Provided data Start Marker

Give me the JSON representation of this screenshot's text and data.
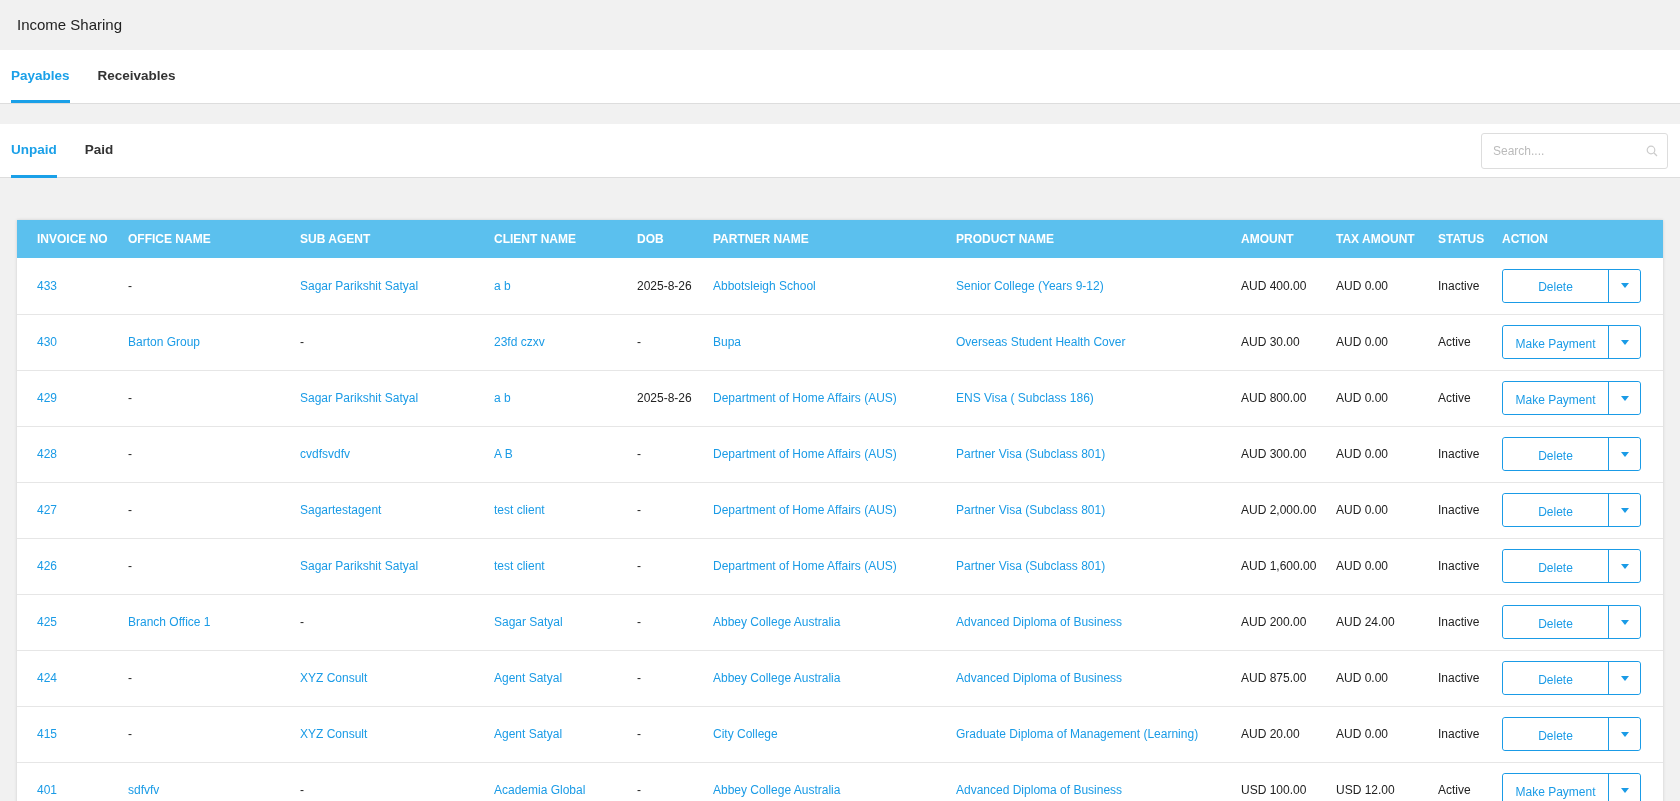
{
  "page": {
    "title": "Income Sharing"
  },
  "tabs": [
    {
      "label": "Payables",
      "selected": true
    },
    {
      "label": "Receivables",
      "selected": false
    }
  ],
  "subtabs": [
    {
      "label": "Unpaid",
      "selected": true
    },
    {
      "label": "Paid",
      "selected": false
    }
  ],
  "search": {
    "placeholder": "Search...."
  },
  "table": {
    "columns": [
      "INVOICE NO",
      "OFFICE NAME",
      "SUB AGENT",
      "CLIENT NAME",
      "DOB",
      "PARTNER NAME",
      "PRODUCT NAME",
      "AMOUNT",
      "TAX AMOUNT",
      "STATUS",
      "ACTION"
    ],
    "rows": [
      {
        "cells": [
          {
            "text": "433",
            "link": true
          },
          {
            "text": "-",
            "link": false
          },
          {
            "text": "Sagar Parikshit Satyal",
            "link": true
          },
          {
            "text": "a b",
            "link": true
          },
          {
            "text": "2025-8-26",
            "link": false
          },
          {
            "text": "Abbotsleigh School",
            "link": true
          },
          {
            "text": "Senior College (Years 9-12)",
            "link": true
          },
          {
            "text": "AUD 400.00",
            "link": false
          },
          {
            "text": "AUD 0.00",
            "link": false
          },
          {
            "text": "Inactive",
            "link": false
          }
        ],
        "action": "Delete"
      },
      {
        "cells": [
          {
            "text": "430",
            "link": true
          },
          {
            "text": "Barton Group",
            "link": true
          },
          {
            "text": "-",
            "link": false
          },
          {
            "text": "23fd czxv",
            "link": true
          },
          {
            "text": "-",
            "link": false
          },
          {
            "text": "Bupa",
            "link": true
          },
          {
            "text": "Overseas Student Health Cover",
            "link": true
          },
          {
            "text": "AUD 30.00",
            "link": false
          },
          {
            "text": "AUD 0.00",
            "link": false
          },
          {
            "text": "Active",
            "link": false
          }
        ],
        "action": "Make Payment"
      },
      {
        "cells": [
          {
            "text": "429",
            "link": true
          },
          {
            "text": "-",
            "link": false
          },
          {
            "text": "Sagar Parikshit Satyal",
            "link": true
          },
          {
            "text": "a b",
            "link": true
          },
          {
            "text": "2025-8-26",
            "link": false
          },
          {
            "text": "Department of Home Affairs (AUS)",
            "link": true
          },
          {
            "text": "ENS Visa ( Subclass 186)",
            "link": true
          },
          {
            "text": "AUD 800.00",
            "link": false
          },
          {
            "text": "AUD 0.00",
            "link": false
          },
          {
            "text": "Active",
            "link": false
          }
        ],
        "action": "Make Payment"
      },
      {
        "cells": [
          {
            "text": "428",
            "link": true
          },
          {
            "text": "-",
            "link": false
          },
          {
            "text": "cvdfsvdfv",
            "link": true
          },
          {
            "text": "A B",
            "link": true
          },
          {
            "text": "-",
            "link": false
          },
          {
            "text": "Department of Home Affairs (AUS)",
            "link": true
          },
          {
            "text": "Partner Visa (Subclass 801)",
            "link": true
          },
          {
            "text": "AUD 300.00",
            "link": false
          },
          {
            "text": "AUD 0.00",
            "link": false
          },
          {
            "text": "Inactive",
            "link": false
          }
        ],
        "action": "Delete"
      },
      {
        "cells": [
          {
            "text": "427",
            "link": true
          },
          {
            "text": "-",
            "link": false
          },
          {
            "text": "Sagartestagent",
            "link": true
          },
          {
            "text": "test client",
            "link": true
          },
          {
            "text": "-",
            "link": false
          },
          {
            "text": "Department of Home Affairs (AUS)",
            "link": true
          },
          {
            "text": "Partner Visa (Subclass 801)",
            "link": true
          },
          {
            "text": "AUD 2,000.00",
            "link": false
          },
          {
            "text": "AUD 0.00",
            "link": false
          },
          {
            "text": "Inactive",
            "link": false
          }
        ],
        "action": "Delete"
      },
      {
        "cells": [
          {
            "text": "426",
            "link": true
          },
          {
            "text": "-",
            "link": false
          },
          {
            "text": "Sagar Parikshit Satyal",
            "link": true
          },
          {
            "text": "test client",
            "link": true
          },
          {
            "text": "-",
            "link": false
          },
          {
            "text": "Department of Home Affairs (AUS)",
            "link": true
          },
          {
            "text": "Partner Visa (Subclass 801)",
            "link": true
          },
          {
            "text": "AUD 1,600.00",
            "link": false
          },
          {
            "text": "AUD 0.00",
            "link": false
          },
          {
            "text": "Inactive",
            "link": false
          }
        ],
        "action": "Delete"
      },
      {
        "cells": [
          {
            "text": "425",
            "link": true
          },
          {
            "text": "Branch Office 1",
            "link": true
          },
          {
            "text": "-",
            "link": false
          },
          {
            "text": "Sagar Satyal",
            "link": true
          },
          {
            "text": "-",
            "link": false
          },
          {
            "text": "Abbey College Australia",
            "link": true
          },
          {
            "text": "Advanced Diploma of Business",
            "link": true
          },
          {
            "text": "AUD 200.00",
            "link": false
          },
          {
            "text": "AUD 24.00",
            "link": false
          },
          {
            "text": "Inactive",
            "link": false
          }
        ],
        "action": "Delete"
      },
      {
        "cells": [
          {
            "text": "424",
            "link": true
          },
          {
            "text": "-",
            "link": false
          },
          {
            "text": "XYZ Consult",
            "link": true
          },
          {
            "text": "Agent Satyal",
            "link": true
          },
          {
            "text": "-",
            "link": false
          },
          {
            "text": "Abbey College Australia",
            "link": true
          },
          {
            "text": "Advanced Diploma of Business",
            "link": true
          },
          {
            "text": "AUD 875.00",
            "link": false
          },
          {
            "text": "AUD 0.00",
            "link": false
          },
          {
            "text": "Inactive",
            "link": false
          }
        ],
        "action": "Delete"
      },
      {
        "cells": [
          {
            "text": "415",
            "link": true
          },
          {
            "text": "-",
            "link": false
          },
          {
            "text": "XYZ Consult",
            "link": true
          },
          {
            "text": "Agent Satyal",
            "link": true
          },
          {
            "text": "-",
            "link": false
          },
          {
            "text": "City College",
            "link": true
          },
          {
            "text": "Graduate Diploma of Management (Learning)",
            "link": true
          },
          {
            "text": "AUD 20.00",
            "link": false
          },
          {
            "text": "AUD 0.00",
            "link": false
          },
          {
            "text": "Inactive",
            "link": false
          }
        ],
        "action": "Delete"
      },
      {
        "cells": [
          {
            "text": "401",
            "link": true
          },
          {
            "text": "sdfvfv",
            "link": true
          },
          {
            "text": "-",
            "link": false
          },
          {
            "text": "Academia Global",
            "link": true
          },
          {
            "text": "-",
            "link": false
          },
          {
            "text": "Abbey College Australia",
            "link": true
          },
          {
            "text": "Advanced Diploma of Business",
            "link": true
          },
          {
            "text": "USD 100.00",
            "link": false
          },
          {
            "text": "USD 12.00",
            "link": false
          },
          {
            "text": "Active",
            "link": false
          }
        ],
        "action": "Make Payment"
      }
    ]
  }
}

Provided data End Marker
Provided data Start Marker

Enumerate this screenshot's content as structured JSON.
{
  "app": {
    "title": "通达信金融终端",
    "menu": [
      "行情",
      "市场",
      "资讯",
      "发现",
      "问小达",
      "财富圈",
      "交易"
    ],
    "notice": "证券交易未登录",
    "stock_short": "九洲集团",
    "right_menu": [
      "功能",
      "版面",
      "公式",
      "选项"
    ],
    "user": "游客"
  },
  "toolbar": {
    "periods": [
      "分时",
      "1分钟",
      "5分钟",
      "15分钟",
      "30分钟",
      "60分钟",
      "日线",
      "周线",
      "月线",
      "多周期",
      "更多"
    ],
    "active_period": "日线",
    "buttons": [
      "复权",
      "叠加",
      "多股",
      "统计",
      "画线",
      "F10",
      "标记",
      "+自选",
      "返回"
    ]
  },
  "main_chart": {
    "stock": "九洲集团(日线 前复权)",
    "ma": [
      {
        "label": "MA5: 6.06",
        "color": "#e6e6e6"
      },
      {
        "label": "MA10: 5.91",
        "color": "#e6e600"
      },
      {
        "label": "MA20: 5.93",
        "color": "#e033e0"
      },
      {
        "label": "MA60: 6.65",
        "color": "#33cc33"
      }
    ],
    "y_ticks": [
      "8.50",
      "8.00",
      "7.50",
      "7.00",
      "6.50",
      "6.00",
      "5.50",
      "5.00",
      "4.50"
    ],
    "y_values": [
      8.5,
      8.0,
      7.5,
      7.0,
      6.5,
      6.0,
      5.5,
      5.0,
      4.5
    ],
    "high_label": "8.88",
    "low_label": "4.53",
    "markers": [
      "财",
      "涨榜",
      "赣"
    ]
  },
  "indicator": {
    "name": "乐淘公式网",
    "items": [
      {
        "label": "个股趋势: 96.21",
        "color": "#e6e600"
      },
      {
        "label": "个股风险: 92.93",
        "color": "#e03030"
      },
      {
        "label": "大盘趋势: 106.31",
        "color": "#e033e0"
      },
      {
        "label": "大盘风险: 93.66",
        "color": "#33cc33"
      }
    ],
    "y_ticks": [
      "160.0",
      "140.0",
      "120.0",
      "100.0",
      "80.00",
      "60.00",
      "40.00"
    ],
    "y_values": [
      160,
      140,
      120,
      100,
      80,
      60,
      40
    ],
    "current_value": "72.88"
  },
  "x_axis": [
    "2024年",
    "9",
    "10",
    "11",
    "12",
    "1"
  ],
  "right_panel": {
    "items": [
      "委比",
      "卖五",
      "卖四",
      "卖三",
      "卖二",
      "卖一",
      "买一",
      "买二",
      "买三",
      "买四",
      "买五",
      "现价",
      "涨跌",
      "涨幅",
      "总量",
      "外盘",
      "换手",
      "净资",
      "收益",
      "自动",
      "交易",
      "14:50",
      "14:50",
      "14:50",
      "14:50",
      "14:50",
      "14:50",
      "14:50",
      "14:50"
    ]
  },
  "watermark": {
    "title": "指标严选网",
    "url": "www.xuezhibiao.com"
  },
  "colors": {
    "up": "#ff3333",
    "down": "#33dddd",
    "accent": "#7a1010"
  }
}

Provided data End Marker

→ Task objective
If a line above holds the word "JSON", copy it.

→ Task solution
Give me the JSON representation of this screenshot's text and data.
Enumerate this screenshot's content as structured JSON.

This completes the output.